Under FEHA, an employer cannot fire an employee on the basis of race, sexual orientation, religion, national origin, physical handicap, or any other protected classification. Additional examples of wrongful discharge and unlawful reasons for termination include:

  1. Termination based on an employee’s immigration status.
  2. Termination based on an employee’s political views or activities.
  3. Any form of retaliation against an employee for reporting a violation of the law (“whistleblowing”).
  4. For requesting unreasonable accommodations that disable an employee to perform essential job functions.
  5. For taking time off that they are legally entitled to (Family and Medical Leave, sick leave, etc.).

In order to establish a case for wrongful termination, or constructive termination, under FEHA, an employee must show that (1) he or she is engaged in a protected activity, like those discussed above; (2) the employer subjected the employee to an adverse employment action; and (3) there is a direct connection between the employees protected activity and the employer’s action.

Employee’s that are not considered “at-will,” often have contracts that limit their employer’s ability to terminate employment. In such cases, employees may have a claim that they were wrongfully terminated in violation of their employment contract.

Losing a job can be stressful. If you believe you have been wrongfully terminated, here are some tips to help minimize the stress and analyze your wrongful termination claim:

1. Document Everything

Being fired is often a highly emotional and stressful experience. However, if you are able to record the details of your termination, including what was said, when and how it occurred, and the relevant history leading up to the termination, a wrongful termination attorney will be better suited to evaluate your claim.

2. Request and Review Your Employment Contract

If possible, obtain and review a copy of your employment contract. Your employment contract may include procedural safeguards that your employer must adhere to before you can be terminated. Additionally, if your employer terminates you for reasons that are not permitted under your contract, you may have a wrongful termination claim for breach of contract.

3. Refrain from Retaliation

Acts of retaliation against an employer such as property damage, derogatory posts on social media, etc., may affect the strength of your case and the amount you receive in damages.

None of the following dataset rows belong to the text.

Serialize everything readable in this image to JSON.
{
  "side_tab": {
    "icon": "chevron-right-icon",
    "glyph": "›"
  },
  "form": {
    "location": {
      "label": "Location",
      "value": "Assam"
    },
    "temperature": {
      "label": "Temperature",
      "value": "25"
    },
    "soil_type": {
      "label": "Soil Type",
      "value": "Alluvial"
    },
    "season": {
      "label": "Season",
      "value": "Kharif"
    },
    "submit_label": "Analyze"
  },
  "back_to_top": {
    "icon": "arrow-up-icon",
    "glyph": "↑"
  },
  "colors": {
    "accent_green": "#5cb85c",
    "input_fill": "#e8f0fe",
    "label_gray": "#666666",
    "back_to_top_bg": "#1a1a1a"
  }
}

If you believe you that you or someone you know has been wrongfully terminated or has experienced wrongful discharge, contact the experienced attorneys at Bremer Whyte Brown & O’Meara, LLP for assistance.